**WORK ITEM**
Each entry should be set down again verbatim, with the images omitted.

(Page and application data records)
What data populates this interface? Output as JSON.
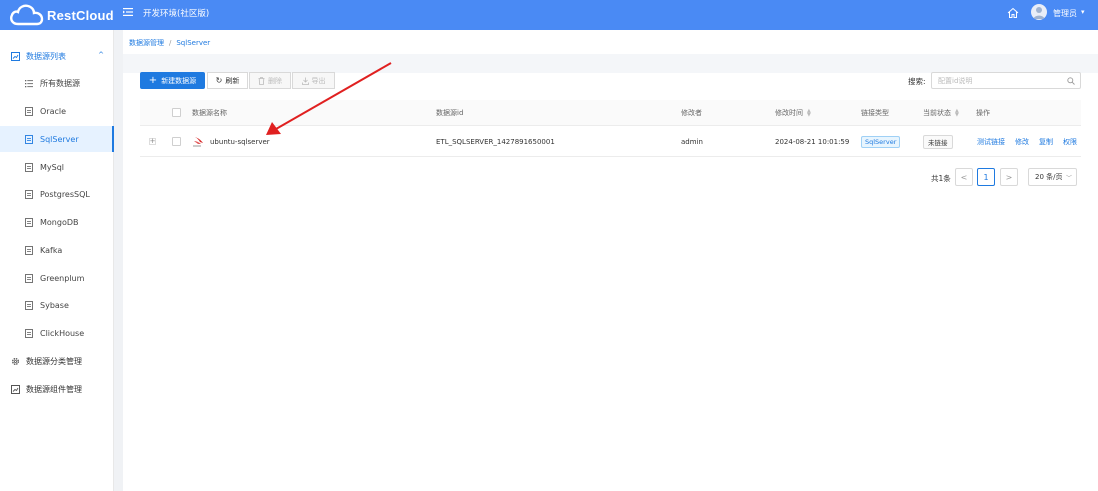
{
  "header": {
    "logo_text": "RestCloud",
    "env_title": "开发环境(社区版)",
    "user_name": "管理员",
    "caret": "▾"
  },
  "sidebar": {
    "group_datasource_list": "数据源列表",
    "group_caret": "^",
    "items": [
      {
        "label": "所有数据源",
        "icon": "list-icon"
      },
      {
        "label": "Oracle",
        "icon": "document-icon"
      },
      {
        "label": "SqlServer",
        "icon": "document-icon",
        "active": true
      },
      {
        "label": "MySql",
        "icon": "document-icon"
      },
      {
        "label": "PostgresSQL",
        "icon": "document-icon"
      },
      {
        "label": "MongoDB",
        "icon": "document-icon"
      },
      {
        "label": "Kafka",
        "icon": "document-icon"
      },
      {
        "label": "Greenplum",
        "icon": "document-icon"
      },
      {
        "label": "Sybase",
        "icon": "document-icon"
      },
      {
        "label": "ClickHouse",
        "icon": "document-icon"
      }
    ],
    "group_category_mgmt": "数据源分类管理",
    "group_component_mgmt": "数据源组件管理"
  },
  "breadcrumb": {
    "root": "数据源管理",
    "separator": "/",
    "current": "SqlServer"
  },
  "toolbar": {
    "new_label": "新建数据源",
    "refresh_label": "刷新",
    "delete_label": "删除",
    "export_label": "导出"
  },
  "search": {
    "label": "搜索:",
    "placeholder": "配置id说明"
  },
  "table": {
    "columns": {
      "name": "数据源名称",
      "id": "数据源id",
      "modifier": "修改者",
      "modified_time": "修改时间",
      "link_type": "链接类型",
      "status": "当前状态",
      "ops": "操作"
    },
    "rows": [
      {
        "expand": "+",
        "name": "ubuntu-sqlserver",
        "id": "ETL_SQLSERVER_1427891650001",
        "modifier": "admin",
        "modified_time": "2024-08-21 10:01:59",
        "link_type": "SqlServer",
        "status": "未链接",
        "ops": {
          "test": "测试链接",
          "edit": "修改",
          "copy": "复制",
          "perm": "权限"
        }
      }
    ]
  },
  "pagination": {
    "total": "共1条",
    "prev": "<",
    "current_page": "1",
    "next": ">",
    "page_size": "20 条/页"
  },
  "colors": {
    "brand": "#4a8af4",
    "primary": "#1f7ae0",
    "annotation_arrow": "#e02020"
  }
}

**EXERCISE SOLUTION**
What data populates this interface? Output as JSON.
{
  "header": {
    "logo_text": "RestCloud",
    "env_title": "开发环境(社区版)",
    "user_name": "管理员",
    "caret": "▾"
  },
  "sidebar": {
    "group_datasource_list": "数据源列表",
    "group_caret": "^",
    "items": [
      {
        "label": "所有数据源",
        "icon": "list-icon"
      },
      {
        "label": "Oracle",
        "icon": "document-icon"
      },
      {
        "label": "SqlServer",
        "icon": "document-icon",
        "active": true
      },
      {
        "label": "MySql",
        "icon": "document-icon"
      },
      {
        "label": "PostgresSQL",
        "icon": "document-icon"
      },
      {
        "label": "MongoDB",
        "icon": "document-icon"
      },
      {
        "label": "Kafka",
        "icon": "document-icon"
      },
      {
        "label": "Greenplum",
        "icon": "document-icon"
      },
      {
        "label": "Sybase",
        "icon": "document-icon"
      },
      {
        "label": "ClickHouse",
        "icon": "document-icon"
      }
    ],
    "group_category_mgmt": "数据源分类管理",
    "group_component_mgmt": "数据源组件管理"
  },
  "breadcrumb": {
    "root": "数据源管理",
    "separator": "/",
    "current": "SqlServer"
  },
  "toolbar": {
    "new_label": "新建数据源",
    "refresh_label": "刷新",
    "delete_label": "删除",
    "export_label": "导出"
  },
  "search": {
    "label": "搜索:",
    "placeholder": "配置id说明"
  },
  "table": {
    "columns": {
      "name": "数据源名称",
      "id": "数据源id",
      "modifier": "修改者",
      "modified_time": "修改时间",
      "link_type": "链接类型",
      "status": "当前状态",
      "ops": "操作"
    },
    "rows": [
      {
        "expand": "+",
        "name": "ubuntu-sqlserver",
        "id": "ETL_SQLSERVER_1427891650001",
        "modifier": "admin",
        "modified_time": "2024-08-21 10:01:59",
        "link_type": "SqlServer",
        "status": "未链接",
        "ops": {
          "test": "测试链接",
          "edit": "修改",
          "copy": "复制",
          "perm": "权限"
        }
      }
    ]
  },
  "pagination": {
    "total": "共1条",
    "prev": "<",
    "current_page": "1",
    "next": ">",
    "page_size": "20 条/页"
  },
  "colors": {
    "brand": "#4a8af4",
    "primary": "#1f7ae0",
    "annotation_arrow": "#e02020"
  }
}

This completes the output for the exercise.